On August 10, 1961, Miss Supertest was entered in the Silver Cup regatta at Detroit and Hayward was once again in the pilot’s seat. Two other boats, Century 21 and Miss U.S. I, made up the opposition, and in the second heat, both of them beat Hayward’s boat across the starting line. Hayward immediately pressed from behind, pushing powerfully to pass the other two at the first turn. But his boat moved too fast into the turn. It was out of his control.

John Wilson, the driver of Miss U.S. I, could see better than anyone that Hayward was in a life-and-death struggle with his steering wheel. “We went into the turn at 140,” Wilson later said, “and we’d slowed down to 135 when I saw Miss Supertest for the first time. Her right side actually passed over me as she went by. She was airborne and doing 30 to 40 miles an hour faster than we were. I ducked down in my cockpit. I saw Hayward fighting to get control.”

Hayward lost his fight. The boat bounced in the rough water, then flipped over, wrenching Hayward’s body with a brutal tug. His neck was broken. Hayward was dead. He had probably been the most accomplished of all the Canadians who have devoted their energies and minds and courage to speed.

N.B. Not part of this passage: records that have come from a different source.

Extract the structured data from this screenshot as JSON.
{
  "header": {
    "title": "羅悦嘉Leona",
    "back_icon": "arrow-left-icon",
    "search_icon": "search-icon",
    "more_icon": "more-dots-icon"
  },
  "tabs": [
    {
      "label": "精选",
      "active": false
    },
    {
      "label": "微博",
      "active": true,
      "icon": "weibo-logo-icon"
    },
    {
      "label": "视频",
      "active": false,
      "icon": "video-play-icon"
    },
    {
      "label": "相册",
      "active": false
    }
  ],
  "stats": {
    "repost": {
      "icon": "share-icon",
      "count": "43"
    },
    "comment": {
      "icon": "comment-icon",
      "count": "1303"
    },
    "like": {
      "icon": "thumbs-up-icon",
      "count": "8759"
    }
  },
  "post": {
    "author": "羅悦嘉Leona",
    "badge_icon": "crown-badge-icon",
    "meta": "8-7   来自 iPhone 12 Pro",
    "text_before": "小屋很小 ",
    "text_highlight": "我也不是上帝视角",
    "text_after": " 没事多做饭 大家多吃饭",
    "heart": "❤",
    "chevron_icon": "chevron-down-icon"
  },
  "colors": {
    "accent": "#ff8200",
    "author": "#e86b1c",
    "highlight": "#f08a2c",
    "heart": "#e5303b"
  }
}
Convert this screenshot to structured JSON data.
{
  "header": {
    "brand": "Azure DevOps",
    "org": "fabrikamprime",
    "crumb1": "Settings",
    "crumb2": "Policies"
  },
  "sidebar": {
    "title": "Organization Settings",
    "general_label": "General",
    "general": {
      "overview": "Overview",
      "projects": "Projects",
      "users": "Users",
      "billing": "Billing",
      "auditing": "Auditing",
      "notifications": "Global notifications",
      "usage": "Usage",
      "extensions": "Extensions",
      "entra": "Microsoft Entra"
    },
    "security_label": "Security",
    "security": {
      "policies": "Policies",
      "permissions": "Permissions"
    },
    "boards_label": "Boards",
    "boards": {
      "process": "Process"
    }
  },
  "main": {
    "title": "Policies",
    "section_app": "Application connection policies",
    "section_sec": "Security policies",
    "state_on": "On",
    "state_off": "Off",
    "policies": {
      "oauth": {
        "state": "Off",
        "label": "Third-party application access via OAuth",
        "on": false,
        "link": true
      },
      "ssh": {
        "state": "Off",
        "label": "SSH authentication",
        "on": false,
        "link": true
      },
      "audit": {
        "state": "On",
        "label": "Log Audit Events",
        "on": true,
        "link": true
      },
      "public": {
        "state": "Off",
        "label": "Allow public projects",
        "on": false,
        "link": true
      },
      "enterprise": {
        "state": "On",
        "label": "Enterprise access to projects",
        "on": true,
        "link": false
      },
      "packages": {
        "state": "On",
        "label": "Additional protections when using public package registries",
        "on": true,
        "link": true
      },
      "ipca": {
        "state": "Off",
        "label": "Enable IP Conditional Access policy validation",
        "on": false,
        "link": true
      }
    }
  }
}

He had never been beaten — except, finally, by death. ■

Condensed from Champions, a history of Canadian sport, by Jack Batten, published in September by New Press.